Jet lag, it seems, holds little fear for the new breed of short breakers, especially those willing to splash out on a flat bed in business class. Hong Kong, set on a dramatic neon-lit harbour, is Asia’s most thrilling city, a culture shock of night markets and dim sum, songbirds and sampans, backstreet temples and bargain shopping.
Looking for something more meaningful from your next break? The National Trust runs hundreds of working holidays where you can chip in with tasks such as herding goats and repairing drystone walls. Starting at just £60, these breaks allow you to meet like-minded people while helping to conserve the countryside.
If you’re planning a family gathering to celebrate a special birthday or anniversary, or want to get together with friends for the weekend, consider renting a large house. Some of the grander mansions give you the option of a private chef, so you can ensure everyone is fed and watered without having to fret about shopping, cooking or washing up.
On the Suffolk Heritage Coast, Aldeburgh is one of Britain’s prettiest seaside towns. The Wentworth Hotel gazes across the shingle beach with an air of solid reassurance. Brightly furnished with antiques, log fires and Russell Flint prints, special touches include binoculars in its sea-facing rooms and a bar menu that occasionally lapses into Swahili.
The ideal way to get to know the richly diverse landscapes of Europe and the UK is on two feet. Travelling from the mountains to the sea, you’ll pass through medieval hill towns, vineyards, forests and fishing villages. Each evening your luggage will be waiting at your hotel, so you can unwind over a delicious meal featuring regional food and wine.
It’s easy to overlook the sheer beauty on our own doorstep. Britain’s rich artistic, architectural and musical heritage lends itself perfectly to the style of holiday offered by Martin Randall Travel: small groups of likeminded people led by expert guides. You could tour the seascapes that inspired Turner, visit grand country houses or walk Hadrian’s Wall.
One of the classic ‘see before you die’ destinations, the rose red city of Petra, carved straight out of the sandstone escarpment, ranks alongside the Pyramids as a triumph of ancient architecture. With its scores of temples, palaces, theatre, tombs and a museum, it’s a rewarding destination, even if only for a short stay.
Hitting the sweet spot between old-fashioned style and a contemporary feel can be a tall order, but Pen y Dyffryn, on the Shropshire-Wales border, gets it bang on. Cosy without being chintzy, it is set amidst lush rolling hills and wooded glades. A walk across the hills is the best way to work up an appetite for the spectacular dinners.
The crucible of the Renaissance, Florence is packed with art and architectural treasures. You can avoid the inevitable crowds by travelling out of season, but if you are tied to busy times at least lower your stress levels by pre-booking timed entry to the Uffizi.
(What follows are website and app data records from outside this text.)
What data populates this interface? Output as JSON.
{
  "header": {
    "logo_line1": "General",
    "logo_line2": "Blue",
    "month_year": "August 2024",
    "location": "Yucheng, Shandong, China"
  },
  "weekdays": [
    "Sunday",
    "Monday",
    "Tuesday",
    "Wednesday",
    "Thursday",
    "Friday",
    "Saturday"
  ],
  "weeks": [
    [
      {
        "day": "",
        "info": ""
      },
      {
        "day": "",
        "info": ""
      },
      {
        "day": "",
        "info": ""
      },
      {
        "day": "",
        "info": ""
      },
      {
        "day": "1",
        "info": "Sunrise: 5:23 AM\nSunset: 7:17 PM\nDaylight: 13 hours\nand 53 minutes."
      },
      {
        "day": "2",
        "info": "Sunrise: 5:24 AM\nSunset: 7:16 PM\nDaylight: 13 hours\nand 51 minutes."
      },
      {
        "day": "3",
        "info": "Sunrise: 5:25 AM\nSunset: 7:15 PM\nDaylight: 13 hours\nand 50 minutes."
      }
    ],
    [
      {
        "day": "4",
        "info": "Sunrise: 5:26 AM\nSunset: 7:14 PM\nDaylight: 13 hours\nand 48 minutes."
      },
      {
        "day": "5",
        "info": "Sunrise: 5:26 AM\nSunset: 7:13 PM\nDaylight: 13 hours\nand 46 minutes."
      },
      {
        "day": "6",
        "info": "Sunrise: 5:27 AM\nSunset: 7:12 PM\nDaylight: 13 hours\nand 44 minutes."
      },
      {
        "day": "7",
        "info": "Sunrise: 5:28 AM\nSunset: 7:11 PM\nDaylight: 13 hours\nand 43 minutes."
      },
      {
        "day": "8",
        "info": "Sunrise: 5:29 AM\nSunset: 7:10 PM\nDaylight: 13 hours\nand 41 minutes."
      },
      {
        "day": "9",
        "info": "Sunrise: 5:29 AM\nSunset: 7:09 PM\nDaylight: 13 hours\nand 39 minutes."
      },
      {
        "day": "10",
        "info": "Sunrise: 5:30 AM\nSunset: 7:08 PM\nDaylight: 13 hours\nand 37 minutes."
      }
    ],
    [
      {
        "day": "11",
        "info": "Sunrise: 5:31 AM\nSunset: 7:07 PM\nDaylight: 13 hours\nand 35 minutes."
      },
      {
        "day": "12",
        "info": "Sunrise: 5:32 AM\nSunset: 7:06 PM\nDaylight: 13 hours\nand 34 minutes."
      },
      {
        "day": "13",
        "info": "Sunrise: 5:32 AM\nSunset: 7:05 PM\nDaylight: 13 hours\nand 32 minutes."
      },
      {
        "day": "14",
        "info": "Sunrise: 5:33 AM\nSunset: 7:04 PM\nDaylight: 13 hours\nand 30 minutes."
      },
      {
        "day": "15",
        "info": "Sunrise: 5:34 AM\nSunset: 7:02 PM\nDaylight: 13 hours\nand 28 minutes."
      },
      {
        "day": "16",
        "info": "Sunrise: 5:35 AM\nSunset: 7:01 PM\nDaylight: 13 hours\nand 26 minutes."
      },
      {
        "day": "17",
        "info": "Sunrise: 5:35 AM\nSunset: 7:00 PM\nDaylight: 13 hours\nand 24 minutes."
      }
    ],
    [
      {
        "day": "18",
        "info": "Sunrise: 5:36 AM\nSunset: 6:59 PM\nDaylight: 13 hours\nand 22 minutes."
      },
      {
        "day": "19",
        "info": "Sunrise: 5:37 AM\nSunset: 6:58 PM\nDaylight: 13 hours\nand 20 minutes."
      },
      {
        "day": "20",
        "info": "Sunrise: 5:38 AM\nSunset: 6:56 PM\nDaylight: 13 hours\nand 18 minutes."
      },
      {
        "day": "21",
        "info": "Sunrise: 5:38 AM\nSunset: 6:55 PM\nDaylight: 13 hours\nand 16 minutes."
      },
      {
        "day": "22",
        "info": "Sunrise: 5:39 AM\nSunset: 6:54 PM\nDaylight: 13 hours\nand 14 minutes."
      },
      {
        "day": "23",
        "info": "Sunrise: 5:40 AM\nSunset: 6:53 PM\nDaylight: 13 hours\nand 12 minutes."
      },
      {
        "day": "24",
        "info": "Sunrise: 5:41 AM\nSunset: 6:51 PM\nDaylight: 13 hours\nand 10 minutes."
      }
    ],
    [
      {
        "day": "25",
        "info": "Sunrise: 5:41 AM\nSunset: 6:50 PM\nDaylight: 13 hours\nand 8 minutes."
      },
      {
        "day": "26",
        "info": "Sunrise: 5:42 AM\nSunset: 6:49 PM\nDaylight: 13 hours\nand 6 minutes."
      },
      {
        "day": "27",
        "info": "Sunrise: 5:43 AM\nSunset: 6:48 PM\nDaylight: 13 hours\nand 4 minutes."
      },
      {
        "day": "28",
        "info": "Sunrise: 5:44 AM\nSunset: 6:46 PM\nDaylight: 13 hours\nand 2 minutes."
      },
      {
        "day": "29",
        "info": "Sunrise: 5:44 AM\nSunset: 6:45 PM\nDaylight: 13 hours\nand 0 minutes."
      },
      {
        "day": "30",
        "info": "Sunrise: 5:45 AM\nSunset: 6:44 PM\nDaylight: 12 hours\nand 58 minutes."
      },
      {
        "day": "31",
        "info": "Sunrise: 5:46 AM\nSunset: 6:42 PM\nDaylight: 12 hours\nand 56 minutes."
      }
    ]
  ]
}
The best time to see David is when the doors of the Galleria dell’Accademia open.
Even the approach to this grand Palladian mansion, along a mile-long drive arching through 500 acres of parkland, is outstanding. Just six miles from Bath, Lucknam Park offers an array of activities including walking trails, horse riding, swimming and tennis, plus fine dining and a superb new spa.
If you’re single, by choice or circumstance, there’s no need to holiday on your own. Travel in company with a singles specialist such as Solos which has a wide choice of fun-packed breaks at home and abroad, all hosted by a tour leader who will ensure everyone mixes and gets the most from their trip.
Private jet travel is not the sole preserve of the mega rich. Get together with a few friends and a trip to Paris and lunch at a Michelin-starred restaurant can cost less than £1,000 each. It’s not just the onboard luxury you’ll love. You can fly from a hassle-free local airfield and even if you’re late, the aircraft will wait for you.